Entries from a dataset of interfaces:
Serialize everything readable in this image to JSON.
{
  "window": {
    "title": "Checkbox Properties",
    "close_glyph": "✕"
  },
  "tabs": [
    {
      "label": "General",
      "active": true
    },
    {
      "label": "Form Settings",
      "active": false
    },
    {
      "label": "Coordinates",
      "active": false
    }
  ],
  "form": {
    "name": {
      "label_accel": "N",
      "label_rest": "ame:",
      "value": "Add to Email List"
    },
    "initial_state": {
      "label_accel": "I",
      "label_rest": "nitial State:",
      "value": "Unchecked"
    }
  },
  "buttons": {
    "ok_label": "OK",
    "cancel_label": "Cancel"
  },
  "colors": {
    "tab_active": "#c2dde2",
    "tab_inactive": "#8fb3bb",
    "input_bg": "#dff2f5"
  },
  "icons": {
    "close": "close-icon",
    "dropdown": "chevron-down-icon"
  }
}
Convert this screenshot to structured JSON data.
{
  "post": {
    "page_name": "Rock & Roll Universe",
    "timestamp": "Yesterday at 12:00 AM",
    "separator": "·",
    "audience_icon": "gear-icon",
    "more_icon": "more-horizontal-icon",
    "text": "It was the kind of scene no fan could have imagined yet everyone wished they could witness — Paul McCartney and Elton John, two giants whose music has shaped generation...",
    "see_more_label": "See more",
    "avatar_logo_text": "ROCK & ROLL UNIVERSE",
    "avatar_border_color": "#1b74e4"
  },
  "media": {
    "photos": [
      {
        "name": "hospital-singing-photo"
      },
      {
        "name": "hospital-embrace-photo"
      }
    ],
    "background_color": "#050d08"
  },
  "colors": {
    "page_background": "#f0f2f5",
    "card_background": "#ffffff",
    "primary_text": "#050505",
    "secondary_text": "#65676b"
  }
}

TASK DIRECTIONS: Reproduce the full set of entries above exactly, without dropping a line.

ANSWER BELOW:
Serialize everything readable in this image to JSON.
{
  "window": {
    "title": "Checkbox Properties",
    "close_glyph": "✕"
  },
  "tabs": [
    {
      "label": "General",
      "active": true
    },
    {
      "label": "Form Settings",
      "active": false
    },
    {
      "label": "Coordinates",
      "active": false
    }
  ],
  "form": {
    "name": {
      "label_accel": "N",
      "label_rest": "ame:",
      "value": "Add to Email List"
    },
    "initial_state": {
      "label_accel": "I",
      "label_rest": "nitial State:",
      "value": "Unchecked"
    }
  },
  "buttons": {
    "ok_label": "OK",
    "cancel_label": "Cancel"
  },
  "colors": {
    "tab_active": "#c2dde2",
    "tab_inactive": "#8fb3bb",
    "input_bg": "#dff2f5"
  },
  "icons": {
    "close": "close-icon",
    "dropdown": "chevron-down-icon"
  }
}
Convert this screenshot to structured JSON data.
{
  "post": {
    "page_name": "Rock & Roll Universe",
    "timestamp": "Yesterday at 12:00 AM",
    "separator": "·",
    "audience_icon": "gear-icon",
    "more_icon": "more-horizontal-icon",
    "text": "It was the kind of scene no fan could have imagined yet everyone wished they could witness — Paul McCartney and Elton John, two giants whose music has shaped generation...",
    "see_more_label": "See more",
    "avatar_logo_text": "ROCK & ROLL UNIVERSE",
    "avatar_border_color": "#1b74e4"
  },
  "media": {
    "photos": [
      {
        "name": "hospital-singing-photo"
      },
      {
        "name": "hospital-embrace-photo"
      }
    ],
    "background_color": "#050d08"
  },
  "colors": {
    "page_background": "#f0f2f5",
    "card_background": "#ffffff",
    "primary_text": "#050505",
    "secondary_text": "#65676b"
  }
}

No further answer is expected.